William Lipsky, Ph.D.
Bill Lipsky received his doctorate in history from Carnegie Mellon University. He is author or editor of six books, including Gay and Lesbian San Francisco (2006). His articles have appeared in the Bay Area Reporter, the San Francisco Bay Times, and other publications. He created Snapshot: LGBT History of San Francisco for the Human Rights Campaign and GLBT San Francisco: Castro for the GLBT Historical Society. He and his partner of 35 years live in San Francisco with Langston Chews and Miss Scarlett O’Hairball (who will never be hungry again).
Director / Curator
Glenne is the founder of Impact Stories a California based history project that uses oral histories, documentary films and exhibits to make LGBT/Ally history come alive for all types of audiences with a special focus on engaging younger viewers and participants. In 1982 representing San Francisco, she was a founding member of InterPride, the international association of pride organizations. Dancers We Lost is her newest project that she has been researching to add to the scholarship documenting the lives and contributions of performers lost to HIV/AIDS.
Elizabeth Pepin Silva
Archival Photo Researcher
Elizabeth Pepin Silva is an independent filmmaker, photographer, researcher and writer born and raised in the San Francisco Bay Area. She has won five Emmy Awards and several film festival awards for her television and documentary film work. As a photographer, Elizabeth’s unique and realistic images of women surfers have appeared in museums and galleries, including San Francisco’s Yerba Buena Center for the Arts, and the San Jose Museum of Art.She is also a music licensing maven and archival research specialist, and has done archival work for many projects, including the feature film Milk and the award-winning documentary on the early days of the AIDS crisis, We Were Here.
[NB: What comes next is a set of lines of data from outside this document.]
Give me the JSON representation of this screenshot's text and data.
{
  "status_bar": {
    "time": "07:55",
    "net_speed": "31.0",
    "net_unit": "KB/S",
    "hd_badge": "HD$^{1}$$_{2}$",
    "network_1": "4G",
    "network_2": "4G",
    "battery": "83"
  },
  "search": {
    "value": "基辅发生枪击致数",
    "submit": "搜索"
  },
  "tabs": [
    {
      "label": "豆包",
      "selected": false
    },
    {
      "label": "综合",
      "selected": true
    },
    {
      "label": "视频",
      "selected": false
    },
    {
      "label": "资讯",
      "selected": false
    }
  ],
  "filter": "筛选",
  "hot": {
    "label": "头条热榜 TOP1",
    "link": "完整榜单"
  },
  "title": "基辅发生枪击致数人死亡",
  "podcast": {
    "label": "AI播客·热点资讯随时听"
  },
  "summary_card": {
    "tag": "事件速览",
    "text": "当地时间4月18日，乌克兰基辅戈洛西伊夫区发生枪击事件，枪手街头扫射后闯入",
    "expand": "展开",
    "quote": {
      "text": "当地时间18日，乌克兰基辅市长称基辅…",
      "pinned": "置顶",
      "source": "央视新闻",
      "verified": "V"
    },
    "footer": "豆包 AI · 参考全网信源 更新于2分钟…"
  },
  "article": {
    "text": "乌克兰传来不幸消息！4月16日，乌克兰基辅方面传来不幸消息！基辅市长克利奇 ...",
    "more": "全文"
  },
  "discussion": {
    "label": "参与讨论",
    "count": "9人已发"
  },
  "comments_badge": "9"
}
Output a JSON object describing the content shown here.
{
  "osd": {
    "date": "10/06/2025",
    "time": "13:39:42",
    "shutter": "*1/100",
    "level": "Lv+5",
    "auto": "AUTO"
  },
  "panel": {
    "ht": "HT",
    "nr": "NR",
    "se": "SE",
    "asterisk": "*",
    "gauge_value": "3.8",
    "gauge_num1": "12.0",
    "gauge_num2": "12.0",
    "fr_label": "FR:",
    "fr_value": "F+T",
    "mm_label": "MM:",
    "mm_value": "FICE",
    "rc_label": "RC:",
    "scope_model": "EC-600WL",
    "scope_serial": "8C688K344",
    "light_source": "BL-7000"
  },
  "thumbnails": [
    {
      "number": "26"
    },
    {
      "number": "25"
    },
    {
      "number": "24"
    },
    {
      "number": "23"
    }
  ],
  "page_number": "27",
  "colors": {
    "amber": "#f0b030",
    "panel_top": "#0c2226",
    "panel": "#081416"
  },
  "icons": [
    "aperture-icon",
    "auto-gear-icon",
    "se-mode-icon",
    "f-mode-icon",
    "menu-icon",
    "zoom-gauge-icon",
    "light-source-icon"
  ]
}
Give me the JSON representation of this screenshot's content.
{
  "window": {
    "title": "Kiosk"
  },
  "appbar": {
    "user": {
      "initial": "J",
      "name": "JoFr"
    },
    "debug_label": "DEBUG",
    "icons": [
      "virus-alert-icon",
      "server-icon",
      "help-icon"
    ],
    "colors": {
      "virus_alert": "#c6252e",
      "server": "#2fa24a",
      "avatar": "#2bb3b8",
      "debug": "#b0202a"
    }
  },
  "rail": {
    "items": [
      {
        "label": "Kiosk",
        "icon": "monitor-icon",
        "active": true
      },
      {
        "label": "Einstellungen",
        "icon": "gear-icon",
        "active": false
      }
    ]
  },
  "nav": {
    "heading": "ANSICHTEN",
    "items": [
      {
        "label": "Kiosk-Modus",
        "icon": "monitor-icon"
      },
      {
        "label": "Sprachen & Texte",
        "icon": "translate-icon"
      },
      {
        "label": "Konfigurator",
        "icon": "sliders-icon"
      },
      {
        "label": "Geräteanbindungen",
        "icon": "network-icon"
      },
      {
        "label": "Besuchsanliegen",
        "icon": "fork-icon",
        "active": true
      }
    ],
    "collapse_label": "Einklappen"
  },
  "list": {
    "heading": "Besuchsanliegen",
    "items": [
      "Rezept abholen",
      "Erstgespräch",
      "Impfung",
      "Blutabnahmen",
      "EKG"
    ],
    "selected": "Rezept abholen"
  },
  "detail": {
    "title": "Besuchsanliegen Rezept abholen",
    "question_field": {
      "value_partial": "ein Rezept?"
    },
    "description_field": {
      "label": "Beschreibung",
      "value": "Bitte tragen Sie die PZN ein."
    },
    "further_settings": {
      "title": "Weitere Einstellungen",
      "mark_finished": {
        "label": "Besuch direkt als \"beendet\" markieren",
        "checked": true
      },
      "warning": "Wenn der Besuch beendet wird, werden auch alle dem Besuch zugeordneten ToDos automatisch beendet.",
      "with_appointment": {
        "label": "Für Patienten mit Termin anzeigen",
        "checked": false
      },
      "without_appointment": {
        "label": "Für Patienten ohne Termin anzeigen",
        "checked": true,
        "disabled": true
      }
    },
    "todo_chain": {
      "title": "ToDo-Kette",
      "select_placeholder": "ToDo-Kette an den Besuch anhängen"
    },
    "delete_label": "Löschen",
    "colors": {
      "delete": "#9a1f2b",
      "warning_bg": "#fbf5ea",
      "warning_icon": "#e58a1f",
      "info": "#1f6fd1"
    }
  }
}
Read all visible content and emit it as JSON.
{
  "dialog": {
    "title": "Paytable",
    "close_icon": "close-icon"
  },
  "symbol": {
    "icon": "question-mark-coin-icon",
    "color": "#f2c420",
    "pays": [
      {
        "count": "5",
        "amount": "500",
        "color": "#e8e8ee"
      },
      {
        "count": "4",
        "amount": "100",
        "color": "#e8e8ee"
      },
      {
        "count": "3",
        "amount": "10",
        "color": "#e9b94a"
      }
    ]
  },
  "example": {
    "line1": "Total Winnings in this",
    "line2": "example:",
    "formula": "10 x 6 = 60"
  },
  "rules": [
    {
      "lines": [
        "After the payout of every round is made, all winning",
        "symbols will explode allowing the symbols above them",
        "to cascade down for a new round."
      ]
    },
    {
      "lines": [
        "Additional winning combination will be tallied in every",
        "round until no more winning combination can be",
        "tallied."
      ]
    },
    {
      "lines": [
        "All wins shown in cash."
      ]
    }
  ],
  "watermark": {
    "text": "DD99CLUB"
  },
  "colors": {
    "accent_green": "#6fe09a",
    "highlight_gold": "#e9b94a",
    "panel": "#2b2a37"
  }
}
While still a toddler, Mr. Roberts disappeared during a Colorado blizzard, and was found and raised by a hermit miner and his pet 3-legged cougar, Clementine. By his late teens, Robert had become a concert harpsichordist and used this as a cover for another enterprise — international jewel thief. Following his arrest by the FBI, he managed to weasel out of a prison sentence in exchange for helping uncover a syndicated computer crime ring. He is currently in a federal witness protection program, disguised as a mild-mannered artist and freelance web developer.
Ted Sprague was a dancer/performer for 25 years(film, television, theatre, and nightclubs) and a director/choreographer of stage musicals and plays for over 20 years. He is now retired and serves on the board of the Professional Dancers Society and is one of four producers of the documentary film “Mia, A Dancer’s Journey” which has just received an Emmy nomination.
C. Jerome Woods
C. Jerome Woods is Founding Director of the Black Lesbian, Gay, Bisexual, and Transgendered Project featuring a vast collection of archival material pertaining to SGL/queer history, with information dating back to the 1930s. Mr. Woods is a retired Special Education Teacher and author who sits on a variety of local boards that include St. Elmo Village, the California LGBT Arts Alliance. He volunteers for community organizations that include International Black Writers & Artists, Strength for the Journey, Colors In Common and Pride & Promote (formerly ATB, L. A.’s Black Pride) as well as Unity Fellowship of Christ Church. He resides in Los Angeles.